(Beginning of Given data)

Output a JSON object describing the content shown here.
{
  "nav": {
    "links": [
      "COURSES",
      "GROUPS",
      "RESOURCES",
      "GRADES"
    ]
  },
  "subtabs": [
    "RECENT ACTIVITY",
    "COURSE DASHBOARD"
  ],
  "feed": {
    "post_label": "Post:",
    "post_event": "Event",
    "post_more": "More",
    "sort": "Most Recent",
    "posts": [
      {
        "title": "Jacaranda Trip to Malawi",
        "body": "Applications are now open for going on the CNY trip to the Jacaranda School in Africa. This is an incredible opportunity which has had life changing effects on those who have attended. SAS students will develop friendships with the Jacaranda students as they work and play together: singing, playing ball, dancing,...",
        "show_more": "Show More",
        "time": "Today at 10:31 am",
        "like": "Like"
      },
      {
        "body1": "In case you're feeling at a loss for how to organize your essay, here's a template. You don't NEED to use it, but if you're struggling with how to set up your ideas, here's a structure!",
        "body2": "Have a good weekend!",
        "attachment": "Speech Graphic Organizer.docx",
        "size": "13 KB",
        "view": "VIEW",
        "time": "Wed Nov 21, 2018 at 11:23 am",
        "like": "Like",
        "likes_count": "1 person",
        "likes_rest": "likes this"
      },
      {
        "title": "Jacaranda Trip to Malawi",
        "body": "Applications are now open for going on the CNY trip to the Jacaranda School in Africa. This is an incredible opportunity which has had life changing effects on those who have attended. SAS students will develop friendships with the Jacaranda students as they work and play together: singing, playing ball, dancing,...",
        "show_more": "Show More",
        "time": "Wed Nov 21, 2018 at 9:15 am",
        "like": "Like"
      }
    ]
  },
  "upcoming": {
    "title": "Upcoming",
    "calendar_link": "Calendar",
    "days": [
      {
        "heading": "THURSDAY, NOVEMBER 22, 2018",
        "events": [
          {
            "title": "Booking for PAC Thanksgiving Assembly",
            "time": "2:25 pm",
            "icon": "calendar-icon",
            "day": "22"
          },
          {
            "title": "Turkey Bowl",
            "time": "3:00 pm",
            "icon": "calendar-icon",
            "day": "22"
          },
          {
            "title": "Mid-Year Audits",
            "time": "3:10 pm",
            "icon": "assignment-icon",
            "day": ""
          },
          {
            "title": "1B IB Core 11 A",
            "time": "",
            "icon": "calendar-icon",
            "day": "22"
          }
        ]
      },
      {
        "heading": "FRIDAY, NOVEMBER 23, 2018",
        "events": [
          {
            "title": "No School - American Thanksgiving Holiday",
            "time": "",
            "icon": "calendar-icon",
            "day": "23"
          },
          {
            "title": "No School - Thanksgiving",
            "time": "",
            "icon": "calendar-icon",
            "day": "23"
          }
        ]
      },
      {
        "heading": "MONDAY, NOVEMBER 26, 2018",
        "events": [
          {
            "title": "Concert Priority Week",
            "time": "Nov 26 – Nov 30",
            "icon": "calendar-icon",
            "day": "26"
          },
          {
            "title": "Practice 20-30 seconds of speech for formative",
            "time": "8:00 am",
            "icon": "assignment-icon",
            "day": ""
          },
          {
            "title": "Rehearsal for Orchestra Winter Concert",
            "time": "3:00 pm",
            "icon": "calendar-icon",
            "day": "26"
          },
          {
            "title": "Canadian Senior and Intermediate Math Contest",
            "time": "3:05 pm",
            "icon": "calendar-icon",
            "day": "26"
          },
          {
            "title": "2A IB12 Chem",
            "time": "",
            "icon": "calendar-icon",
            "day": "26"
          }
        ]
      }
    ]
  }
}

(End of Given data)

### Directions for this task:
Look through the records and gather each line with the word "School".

### Response to this exercise:
        "body": "Applications are now open for going on the CNY trip to the Jacaranda School in Africa. This is an incredible opportunity which has had life changing effects on those who have attended. SAS students will develop friendships with the Jacaranda students as they work and play together: singing, playing ball, dancing,...",
        "body": "Applications are now open for going on the CNY trip to the Jacaranda School in Africa. This is an incredible opportunity which has had life changing effects on those who have attended. SAS students will develop friendships with the Jacaranda students as they work and play together: singing, playing ball, dancing,...",
            "title": "No School - American Thanksgiving Holiday",
            "title": "No School - Thanksgiving",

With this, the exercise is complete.